____ EXERCISE DATA
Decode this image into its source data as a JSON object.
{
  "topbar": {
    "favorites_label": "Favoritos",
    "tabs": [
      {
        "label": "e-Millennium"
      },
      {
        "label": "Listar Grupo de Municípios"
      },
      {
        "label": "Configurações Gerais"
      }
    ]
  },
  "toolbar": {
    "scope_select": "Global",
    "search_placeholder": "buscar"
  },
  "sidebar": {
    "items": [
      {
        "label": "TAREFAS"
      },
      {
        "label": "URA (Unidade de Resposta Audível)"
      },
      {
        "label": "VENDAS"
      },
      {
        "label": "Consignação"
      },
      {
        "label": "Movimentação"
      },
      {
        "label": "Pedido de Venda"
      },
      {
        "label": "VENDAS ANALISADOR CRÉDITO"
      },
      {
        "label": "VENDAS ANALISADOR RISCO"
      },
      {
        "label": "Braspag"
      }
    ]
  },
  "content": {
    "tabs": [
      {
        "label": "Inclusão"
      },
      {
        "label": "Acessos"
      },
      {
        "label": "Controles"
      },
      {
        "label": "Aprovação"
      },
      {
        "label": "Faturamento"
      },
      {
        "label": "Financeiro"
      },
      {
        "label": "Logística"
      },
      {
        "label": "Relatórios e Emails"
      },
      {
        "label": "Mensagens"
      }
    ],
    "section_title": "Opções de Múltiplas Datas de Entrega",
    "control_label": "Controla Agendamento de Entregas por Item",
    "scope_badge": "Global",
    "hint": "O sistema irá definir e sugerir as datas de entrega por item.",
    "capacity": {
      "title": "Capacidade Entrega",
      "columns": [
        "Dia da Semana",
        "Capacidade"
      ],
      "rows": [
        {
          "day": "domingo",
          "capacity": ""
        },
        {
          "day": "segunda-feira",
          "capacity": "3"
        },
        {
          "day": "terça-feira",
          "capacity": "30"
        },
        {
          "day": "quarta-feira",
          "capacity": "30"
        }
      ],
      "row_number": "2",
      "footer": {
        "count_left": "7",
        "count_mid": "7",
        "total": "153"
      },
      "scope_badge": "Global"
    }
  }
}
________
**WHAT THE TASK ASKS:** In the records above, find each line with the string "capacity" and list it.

**WRITTEN ANSWER:**
    "capacity": {
          "capacity": ""
          "capacity": "3"
          "capacity": "30"
          "capacity": "30"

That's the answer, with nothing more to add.